The funding was approved at a board meeting of Salisbury NHS Foundation Trust this month, a spokesman confirmed to Nursing Times.
Nurse staffing levels across a range of services at the trust were highlighted as a potential “risk to patient safety” by the Care Quality Commission in April, following an inspection in December.
The trust was told it must review nurse staffing levels and skill mix in emergency and urgent care, surgical wards, services for children and young people, including the neonatal unit, critical care, maternity and the spinal unit.
The regulator noted concerns about the nursing to patient ratio of one nurse for 16 patients at night on Amesbury ward, and of one nurse to 12 patients on Downton and Chilmark wards.
Amesbury, which has 32 beds, and Chilmark, which has 24 beds, are two dedicated wards for orthopaedic patients. Chilmark deals mainly with trauma admissions, and Amesbury mainly with planned surgery. Meanwhile, Downton is a 27-bed surgical ward.
Speaking at trust board meeting this month, nursing director Lorna Wilkinson said: “We have increased the registered nurses on the night shift on Amesbury ward to three so it now has a ratio of one nurse to 11 patients.
“Professionally, that absolutely feels the right thing to do. It has meant making a change to the ward’s late shift, as we have had to take one of the registered nurses off that,” she told the board.
“That is having very good feedback from both patients and staff and we will continue to monitor it,” she said, according to a report in the Salisbury Journal.
But Ms Wilkinson said the trust’s own review of staffing on Downton and Chilmark wards found them both to be adequate on nights with nothing to indicate any problems, said the local newspaper.
However, as a result of the internal review, an extra nursing assistant is to work on Redlynch acute medical ward at night, while an extra nurse is to work during weekdays on Pitton, a specialist ward for respiratory medicine.
In addition, on Whiteparish, an acute medical unit, an extra nurse is to work weekend day shifts due to an increase in the number of patients.
An extra nurse is to work nights on the spinal unit, with the addition of a more senior nurse during day shifts, added Ms Wilkinson.
Since the CQC inspection, she said there were always three children’s nurses on the Sarum paediatric ward, with two in the day assessment unit and a supervisory senior nurse.
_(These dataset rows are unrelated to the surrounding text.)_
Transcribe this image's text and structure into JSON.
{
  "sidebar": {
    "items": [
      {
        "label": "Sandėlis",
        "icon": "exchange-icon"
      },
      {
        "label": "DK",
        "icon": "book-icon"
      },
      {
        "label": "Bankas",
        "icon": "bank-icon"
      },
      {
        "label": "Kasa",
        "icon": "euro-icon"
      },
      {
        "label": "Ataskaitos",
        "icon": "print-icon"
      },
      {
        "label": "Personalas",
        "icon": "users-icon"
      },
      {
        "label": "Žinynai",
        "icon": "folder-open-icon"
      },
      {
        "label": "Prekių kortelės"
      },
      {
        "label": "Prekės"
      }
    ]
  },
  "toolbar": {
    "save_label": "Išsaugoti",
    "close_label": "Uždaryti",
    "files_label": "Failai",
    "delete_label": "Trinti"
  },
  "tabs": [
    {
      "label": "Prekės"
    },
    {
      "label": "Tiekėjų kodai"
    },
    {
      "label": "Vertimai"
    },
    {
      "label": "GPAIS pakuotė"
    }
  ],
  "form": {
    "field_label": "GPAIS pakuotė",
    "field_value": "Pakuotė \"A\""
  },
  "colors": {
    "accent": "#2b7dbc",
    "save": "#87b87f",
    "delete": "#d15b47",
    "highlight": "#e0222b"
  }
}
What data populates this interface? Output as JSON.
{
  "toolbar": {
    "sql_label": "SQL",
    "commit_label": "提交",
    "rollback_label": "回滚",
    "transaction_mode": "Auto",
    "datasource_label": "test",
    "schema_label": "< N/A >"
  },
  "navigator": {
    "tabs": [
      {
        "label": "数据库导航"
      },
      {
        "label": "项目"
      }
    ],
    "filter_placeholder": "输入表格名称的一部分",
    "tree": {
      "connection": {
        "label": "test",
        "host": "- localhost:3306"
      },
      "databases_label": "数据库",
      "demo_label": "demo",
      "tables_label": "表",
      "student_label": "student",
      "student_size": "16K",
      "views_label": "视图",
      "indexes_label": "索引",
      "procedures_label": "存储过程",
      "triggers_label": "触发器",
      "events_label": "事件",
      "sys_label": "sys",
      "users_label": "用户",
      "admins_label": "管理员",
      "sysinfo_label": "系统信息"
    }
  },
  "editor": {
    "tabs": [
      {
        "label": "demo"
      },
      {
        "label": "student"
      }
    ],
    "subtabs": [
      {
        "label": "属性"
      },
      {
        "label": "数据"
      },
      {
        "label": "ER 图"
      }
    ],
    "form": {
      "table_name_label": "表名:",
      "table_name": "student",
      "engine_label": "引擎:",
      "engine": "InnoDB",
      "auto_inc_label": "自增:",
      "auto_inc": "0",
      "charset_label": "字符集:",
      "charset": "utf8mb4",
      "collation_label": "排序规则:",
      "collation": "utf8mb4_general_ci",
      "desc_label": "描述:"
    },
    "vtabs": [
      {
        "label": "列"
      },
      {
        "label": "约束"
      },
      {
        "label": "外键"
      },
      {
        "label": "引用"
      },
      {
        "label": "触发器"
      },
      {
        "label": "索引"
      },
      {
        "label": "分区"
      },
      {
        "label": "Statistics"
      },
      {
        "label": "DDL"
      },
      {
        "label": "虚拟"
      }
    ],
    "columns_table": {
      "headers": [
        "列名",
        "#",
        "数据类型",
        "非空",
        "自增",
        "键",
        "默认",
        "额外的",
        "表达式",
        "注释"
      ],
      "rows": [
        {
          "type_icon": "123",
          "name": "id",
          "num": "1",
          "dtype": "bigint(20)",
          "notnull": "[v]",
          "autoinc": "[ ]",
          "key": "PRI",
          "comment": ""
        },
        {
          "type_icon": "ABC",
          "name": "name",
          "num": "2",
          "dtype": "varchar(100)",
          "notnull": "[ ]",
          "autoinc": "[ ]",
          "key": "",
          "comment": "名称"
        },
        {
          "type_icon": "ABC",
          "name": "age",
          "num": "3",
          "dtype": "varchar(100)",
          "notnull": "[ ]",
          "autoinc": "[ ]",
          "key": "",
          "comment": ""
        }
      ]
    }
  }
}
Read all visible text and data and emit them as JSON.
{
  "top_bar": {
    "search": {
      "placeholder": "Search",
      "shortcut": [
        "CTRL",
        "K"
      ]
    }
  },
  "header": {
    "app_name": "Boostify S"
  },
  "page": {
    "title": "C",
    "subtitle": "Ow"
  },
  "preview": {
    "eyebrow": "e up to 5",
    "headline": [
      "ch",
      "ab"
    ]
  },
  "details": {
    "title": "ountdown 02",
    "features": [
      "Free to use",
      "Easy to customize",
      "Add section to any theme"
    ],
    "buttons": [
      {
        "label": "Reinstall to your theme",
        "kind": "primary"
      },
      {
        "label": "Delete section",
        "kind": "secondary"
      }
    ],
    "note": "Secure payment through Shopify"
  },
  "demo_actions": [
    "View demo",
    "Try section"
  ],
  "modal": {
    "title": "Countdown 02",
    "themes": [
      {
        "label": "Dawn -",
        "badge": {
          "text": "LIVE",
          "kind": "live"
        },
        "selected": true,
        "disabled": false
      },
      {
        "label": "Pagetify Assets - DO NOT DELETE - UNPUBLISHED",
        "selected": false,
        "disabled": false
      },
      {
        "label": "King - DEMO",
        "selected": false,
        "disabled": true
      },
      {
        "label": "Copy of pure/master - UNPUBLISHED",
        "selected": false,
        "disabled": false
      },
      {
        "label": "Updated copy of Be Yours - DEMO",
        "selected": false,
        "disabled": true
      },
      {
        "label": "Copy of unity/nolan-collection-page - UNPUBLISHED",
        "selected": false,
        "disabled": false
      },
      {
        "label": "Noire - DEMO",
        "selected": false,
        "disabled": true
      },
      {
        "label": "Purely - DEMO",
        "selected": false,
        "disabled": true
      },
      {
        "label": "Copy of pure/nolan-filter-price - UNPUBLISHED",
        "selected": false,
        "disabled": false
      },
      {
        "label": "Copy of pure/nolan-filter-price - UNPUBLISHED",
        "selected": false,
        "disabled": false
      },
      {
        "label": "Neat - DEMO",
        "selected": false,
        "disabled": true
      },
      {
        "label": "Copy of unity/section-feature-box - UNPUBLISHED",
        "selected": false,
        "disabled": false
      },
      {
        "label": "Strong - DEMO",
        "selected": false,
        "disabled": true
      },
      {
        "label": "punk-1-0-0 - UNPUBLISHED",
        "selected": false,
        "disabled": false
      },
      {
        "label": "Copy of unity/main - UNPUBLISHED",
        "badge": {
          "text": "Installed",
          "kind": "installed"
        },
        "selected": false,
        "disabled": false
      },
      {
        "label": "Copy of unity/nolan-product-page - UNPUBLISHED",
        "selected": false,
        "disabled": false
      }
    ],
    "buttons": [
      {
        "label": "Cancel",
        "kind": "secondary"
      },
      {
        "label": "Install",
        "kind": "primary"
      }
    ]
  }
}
In the emergency department, a nurse is to be allocated to minor injuries. Twelve nurses have already been recruited to the intensive care unit while it is hoped all vacancies for the maternity unit will be filled by October.